The Siberian tiger roared and twisted his massive body as he pressed his paws against the chain-link fence. Miniscule dirt particles trickled from his raised paws while saliva strings dripped from his gaping mouth. I stood on the other side of the fifteen foot fence, entranced; unable to stop staring into the animal’s enormous emerald eyes.A heavy weight fell onto my left shoulder. I let out a yelp and spun around to meet whatever dangerous creature had been let loose from its pen.“A little jittery this morning, Caitlyn?” Hearing the playful voice of my new employer, Katja, I lowered my guard and squinted against the blinding desert sunlight. She turned to look at the prowling tiger.“Don’t tell me you’re afraid of Khan? He’s a jokester. Khan likes to play with the newcomers. He just wants his breakfast.” Katja led me to the nearby “kitchen” and held open the heavy metal door. I walked across the threshold and promptly fell down. I rose up on my hands and knees to find Katja laughing at me and holding a very disgruntled looking turtle. Working as an assistant animal keeper out in the Red Rock Desert, I routinely found myself interacting with menacing “beasts”. Every Saturday I would drive 40 miles to donate my time and possibly my limbs. The impelling force was my unique animal charges. Animal Ark isn’t your average petting zoo.

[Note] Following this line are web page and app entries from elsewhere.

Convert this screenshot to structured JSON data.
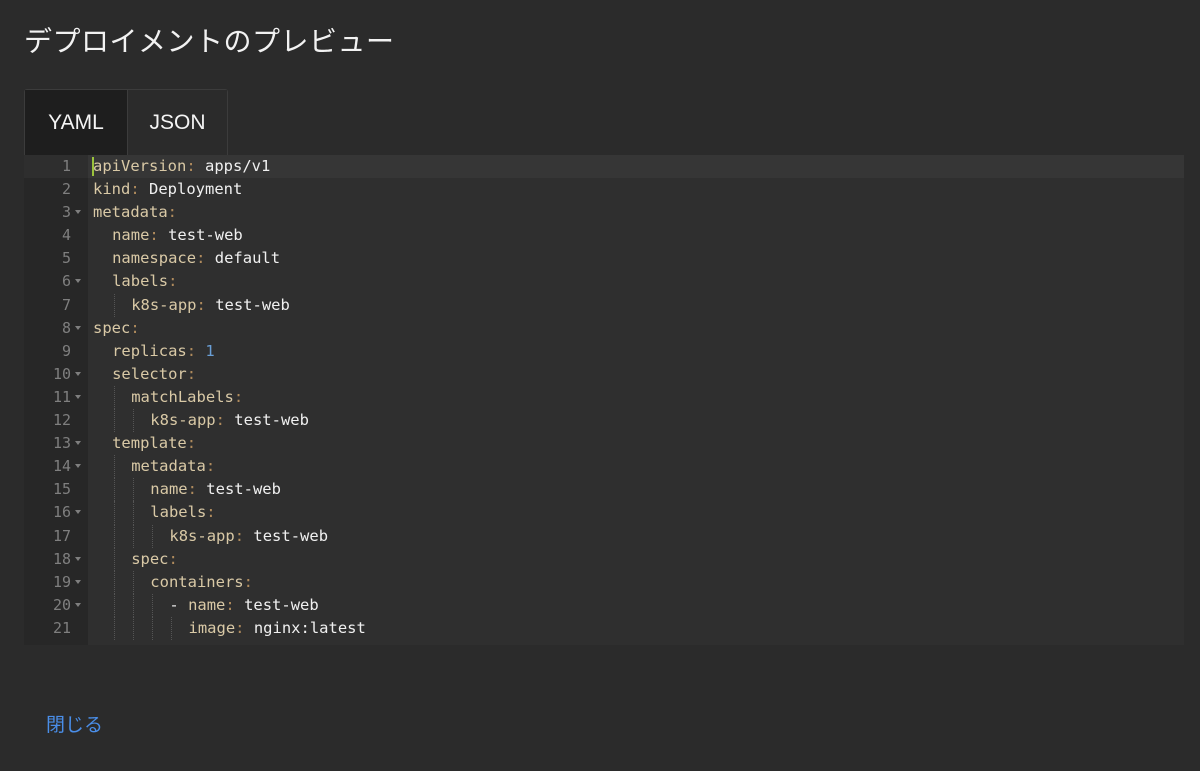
{
  "dialog": {
    "title": "デプロイメントのプレビュー",
    "close_label": "閉じる"
  },
  "tabs": [
    {
      "label": "YAML",
      "active": true
    },
    {
      "label": "JSON",
      "active": false
    }
  ],
  "editor": {
    "lines": [
      {
        "n": "1",
        "indent": 0,
        "key": "apiVersion",
        "value": "apps/v1",
        "fold": false
      },
      {
        "n": "2",
        "indent": 0,
        "key": "kind",
        "value": "Deployment",
        "fold": false
      },
      {
        "n": "3",
        "indent": 0,
        "key": "metadata",
        "value": "",
        "fold": true
      },
      {
        "n": "4",
        "indent": 1,
        "key": "name",
        "value": "test-web",
        "fold": false
      },
      {
        "n": "5",
        "indent": 1,
        "key": "namespace",
        "value": "default",
        "fold": false
      },
      {
        "n": "6",
        "indent": 1,
        "key": "labels",
        "value": "",
        "fold": true
      },
      {
        "n": "7",
        "indent": 2,
        "key": "k8s-app",
        "value": "test-web",
        "fold": false
      },
      {
        "n": "8",
        "indent": 0,
        "key": "spec",
        "value": "",
        "fold": true
      },
      {
        "n": "9",
        "indent": 1,
        "key": "replicas",
        "value": "1",
        "numeric": true,
        "fold": false
      },
      {
        "n": "10",
        "indent": 1,
        "key": "selector",
        "value": "",
        "fold": true
      },
      {
        "n": "11",
        "indent": 2,
        "key": "matchLabels",
        "value": "",
        "fold": true
      },
      {
        "n": "12",
        "indent": 3,
        "key": "k8s-app",
        "value": "test-web",
        "fold": false
      },
      {
        "n": "13",
        "indent": 1,
        "key": "template",
        "value": "",
        "fold": true
      },
      {
        "n": "14",
        "indent": 2,
        "key": "metadata",
        "value": "",
        "fold": true
      },
      {
        "n": "15",
        "indent": 3,
        "key": "name",
        "value": "test-web",
        "fold": false
      },
      {
        "n": "16",
        "indent": 3,
        "key": "labels",
        "value": "",
        "fold": true
      },
      {
        "n": "17",
        "indent": 4,
        "key": "k8s-app",
        "value": "test-web",
        "fold": false
      },
      {
        "n": "18",
        "indent": 2,
        "key": "spec",
        "value": "",
        "fold": true
      },
      {
        "n": "19",
        "indent": 3,
        "key": "containers",
        "value": "",
        "fold": true
      },
      {
        "n": "20",
        "indent": 4,
        "key": "name",
        "value": "test-web",
        "dash": true,
        "fold": true
      },
      {
        "n": "21",
        "indent": 5,
        "key": "image",
        "value": "nginx:latest",
        "fold": false
      }
    ]
  }
}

It’s a wildlife sanctuary for animals that cannot be released back into the wild; meaning a refuge for untamed and outwardly ferocious creatures. Under Katja’s watchful eye, I cared for cheetahs, raccoons, and a peregrine falcon. I became befriended with Yogi the black bear and Sundari the snow leopard. I chased lynx and frolicked with my favorite silver fox, Effie; who liked to leap upon by back and lick my ears. The only tame animal I worked with was Mr. Peabody, the desert tortoise who tripped me on my first day. He has since forgiven me for scuffing his shell. Saturdays soon became the most enjoyable day of my week. Puttering up the long driveway in my Suzuki, inhaling the rich aroma of desert flowers, pulling into my reserved parking space adjacent the dumpster; it all gave me the same feeling. I mattered. These animals needed me to survive and were happy to be dependent. This gave me an overwhelming sense of responsibility and motivated me to never miss a Saturday, no matter how early eight o’clock seemed. I know that my time there was not wasted. I will never forget the feeling of euphoria one gets from observing a living thing grow from your love and care. The animals taught me how to be truly responsible for someone other than myself and how to think on my feet in the face of danger. I learned more at Animal Ark than how to dodge tiger spray.